If you walk round Hanway Street at the moment, the medieval street is like a war zone. It’s difficult to pick your way around builders noise and disruption, writes Pete Whyatt.
On this once quiet side street there is a treasure that you could easily walk past if you were not aware of its existence. In the discreet window is a mouth-watering display of freshly made “Plaisir of the day” dishes. When you walk through the door lighting is subdued, you can sense the quiet hum of people chatting laughing enjoying lovely homemade food.
At the centre of this establishment is Mama, 71 years old Francoise Raulier who has worked in the catering and restaurant trade for over 40 years. Francoise was born in Belgium and lived there for her first 30 years and then the next 30 years in Spain (Ibiza and Madrid.) She then spent eight years as the private cook for an Iranian family.” In this job I travelled with the family and learnt a lot about a different tradition and culture which widened my food perspective. I discovered new dishes and interesting Iranian twists. The Persian people are one of the oldest civilisations and they have an interesting and sophisticated cuisine.”
Francoise cooks by the seasons. She buys what is good fresh and abundant and likes to use Marylebone farmers market and Berwick Street market in Soho. The food also reflects her personal mood. If she feels happy or sad then it will affect what she cooks and the way she cooks it. All the food is freshly prepared. The menus are hand written and presented on a board as “plaisir of the day.” It changes daily around a soup, a chicken dish, a meat dish a fish dish and a vegetarian offering.
“I call this an ‘emotional café bistro.’ Love is very important, family is very important, deep emotion both happy and sad is a key ingredient of our dishes. We are a family business with good and bad times. Sometimes we have arguments or sharp words with each other but we make up and there are always deep feelings between us. I think that this ‘soul’ is something our customers understand. People can see and feel the atmosphere and good vibes here. After working here people want to be part of our family.
“Behind all this is the love and encouragement of my Mamie who taught me all the culture, sophistication and love of food and cooking. Nelly Lenoble Raulier died in 1995 aged 84 years. She wrote her recipies out in beautiful handwritten script. They are all collected in this book we have had reprinted — ‘Les recettes simples de pomme maman’ — which is the motivation and creative source of our cuisine. Each day my daughter Victoria makes pastries for us using her Grandmother’s recipes.

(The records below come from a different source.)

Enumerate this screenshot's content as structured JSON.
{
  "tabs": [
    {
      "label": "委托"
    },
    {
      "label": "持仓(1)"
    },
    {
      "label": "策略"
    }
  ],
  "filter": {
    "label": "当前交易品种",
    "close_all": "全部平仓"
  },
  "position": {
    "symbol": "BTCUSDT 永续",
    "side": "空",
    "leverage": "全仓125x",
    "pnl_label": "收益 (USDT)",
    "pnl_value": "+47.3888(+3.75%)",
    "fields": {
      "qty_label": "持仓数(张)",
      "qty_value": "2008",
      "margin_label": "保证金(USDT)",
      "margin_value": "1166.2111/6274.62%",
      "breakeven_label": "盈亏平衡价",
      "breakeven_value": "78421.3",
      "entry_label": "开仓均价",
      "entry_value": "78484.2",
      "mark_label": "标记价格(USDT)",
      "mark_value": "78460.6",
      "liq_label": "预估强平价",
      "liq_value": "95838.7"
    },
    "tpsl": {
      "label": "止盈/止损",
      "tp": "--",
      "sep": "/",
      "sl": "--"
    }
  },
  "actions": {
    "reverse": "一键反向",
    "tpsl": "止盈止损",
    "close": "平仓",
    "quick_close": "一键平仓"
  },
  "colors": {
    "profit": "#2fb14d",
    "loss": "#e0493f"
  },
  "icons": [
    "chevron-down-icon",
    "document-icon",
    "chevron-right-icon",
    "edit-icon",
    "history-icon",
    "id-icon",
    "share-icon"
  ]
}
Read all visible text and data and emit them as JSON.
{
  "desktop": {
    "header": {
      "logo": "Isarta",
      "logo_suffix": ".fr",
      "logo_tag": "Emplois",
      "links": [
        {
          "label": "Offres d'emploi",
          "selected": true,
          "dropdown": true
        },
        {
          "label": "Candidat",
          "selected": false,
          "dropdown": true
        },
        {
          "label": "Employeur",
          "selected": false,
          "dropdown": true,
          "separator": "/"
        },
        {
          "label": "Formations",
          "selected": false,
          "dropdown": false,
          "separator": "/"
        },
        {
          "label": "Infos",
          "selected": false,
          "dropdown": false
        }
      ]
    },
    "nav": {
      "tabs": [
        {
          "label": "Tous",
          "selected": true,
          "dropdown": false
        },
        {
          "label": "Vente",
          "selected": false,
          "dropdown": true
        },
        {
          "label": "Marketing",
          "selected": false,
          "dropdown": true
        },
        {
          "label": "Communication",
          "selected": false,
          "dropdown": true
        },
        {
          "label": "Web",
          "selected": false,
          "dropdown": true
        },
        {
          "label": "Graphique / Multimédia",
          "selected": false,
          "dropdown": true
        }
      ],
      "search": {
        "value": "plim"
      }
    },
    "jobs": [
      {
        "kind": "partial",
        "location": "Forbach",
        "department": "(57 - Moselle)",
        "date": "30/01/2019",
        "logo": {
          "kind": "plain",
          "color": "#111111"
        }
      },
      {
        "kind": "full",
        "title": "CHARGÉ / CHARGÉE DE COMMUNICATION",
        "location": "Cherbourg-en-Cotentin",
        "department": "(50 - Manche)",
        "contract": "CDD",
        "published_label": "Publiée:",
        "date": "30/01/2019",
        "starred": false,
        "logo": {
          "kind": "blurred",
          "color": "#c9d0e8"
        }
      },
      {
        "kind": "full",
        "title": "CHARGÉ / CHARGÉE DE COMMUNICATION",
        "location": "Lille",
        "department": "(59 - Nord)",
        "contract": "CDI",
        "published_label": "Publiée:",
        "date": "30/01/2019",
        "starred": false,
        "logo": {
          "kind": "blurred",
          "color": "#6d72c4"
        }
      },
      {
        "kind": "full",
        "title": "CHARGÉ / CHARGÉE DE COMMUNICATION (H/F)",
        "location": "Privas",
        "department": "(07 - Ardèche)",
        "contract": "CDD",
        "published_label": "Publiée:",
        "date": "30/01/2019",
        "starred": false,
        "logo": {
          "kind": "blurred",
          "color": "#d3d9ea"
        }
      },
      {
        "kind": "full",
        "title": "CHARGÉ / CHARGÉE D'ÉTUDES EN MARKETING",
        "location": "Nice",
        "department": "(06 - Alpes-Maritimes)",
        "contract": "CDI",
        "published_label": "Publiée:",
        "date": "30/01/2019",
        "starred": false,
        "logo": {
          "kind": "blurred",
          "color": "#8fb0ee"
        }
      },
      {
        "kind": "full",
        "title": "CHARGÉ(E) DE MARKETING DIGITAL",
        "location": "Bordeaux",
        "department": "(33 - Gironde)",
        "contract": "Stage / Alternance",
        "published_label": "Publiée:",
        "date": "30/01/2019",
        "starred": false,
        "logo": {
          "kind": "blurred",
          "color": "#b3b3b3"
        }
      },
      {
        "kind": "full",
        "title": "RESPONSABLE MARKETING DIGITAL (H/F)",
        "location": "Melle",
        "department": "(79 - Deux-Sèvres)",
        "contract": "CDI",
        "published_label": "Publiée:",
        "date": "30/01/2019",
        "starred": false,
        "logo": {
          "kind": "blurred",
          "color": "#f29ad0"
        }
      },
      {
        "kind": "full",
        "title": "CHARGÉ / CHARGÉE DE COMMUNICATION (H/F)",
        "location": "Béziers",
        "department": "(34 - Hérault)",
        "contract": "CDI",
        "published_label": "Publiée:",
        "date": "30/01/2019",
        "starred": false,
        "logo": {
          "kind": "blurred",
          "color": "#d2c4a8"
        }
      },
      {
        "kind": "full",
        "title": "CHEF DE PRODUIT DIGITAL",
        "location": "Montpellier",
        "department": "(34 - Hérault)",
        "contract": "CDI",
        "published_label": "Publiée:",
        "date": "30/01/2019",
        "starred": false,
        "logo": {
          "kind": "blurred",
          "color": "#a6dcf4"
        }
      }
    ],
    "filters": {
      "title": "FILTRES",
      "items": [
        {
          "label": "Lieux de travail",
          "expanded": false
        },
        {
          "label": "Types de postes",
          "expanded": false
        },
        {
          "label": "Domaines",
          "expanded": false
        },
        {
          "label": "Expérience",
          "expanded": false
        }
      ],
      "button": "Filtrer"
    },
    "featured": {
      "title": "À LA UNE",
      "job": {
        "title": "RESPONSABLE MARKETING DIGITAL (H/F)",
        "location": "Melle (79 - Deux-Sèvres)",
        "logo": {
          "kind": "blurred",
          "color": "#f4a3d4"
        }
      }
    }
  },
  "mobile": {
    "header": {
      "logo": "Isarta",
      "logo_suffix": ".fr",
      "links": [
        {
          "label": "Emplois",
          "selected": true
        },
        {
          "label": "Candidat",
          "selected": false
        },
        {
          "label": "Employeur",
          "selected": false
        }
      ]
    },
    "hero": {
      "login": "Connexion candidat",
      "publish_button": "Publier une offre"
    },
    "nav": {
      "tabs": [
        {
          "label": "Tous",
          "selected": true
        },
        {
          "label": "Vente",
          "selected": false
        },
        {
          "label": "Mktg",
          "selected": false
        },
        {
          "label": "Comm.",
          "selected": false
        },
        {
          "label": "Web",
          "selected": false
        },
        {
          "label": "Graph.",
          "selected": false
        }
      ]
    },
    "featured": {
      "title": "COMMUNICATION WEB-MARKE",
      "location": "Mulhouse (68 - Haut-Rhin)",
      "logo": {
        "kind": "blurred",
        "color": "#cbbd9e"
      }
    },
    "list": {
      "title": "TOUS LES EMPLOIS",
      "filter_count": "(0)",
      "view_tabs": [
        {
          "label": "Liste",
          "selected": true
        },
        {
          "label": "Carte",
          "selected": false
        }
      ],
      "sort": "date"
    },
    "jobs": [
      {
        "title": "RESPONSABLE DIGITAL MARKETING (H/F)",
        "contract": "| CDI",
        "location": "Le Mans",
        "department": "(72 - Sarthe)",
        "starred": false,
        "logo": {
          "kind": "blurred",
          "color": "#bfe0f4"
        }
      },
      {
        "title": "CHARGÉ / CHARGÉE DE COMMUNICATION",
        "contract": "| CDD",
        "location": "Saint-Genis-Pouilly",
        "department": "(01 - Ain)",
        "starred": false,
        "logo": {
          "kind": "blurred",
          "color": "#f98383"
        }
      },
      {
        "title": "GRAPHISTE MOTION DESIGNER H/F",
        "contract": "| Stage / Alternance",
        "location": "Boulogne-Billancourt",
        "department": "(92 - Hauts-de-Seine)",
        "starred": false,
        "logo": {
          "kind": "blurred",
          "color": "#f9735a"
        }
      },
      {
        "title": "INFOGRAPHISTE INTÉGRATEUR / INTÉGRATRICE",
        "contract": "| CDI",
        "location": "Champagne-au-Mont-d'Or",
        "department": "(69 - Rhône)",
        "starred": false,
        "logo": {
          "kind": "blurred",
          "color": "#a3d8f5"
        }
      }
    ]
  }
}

It is our reference and inspiration.”
I like Chez Mamie because it is something once commonplace in Fitzrovia but now a rarity: a family business where three generations live ‘over the shop’ the food is simple, creative and very good writes Stephen Heath.
I visit Chez Mamie at least once a week. You only have to look at the family book of carefully handwritten menus to appreciate that this is a labour of love, not some impersonal commercial endeavour.
There are the regular staples on the printed menu and the daily wonders of the plats de jour that depend on whatever Francoise finds in the shops. It is all freshly prepared from what is seasonal and good that day. I would describe the cooking as inventive: healthy Belgian home cooking with an occasional Spanish twist. The two influences mix in the languages spoken, on the wine list and in the food.
I would recommend Francoise’s fresh, home made tarte tatin. I have fond memories of the rhubarb on creme fraiche on a bed of pastry steeped in hot syrup… Mmm. Then there was the octopus in a wonderful, multi-coloured salad with so many ingredients I lost count.
The ambience has a slightly bohemian feel similar to what might have been found in Quartier Latin fifty years ago. There are not many tables and when it is full and everyone is chatting, as it is at lunchtime and quite often in the evening, it has a good buzz. When it is quiet, mindful of where it is located, it is bliss.
Our neighbour went every day when his family was away and we notice that there are several regulars who do just the same. It is good to escape there and sit in the green high-backed armchair with a mocha, a slice of Victoria’s chocolate cake, newspaper and laptop.
Service is warm and friendly. “Staff” is not an appropriate concept here. It is family. Francoise (Mamie), her daughters and the other friends and relatives who pop in to help.
This article originally appeared in spring 2016 issue of Fitzrovia News.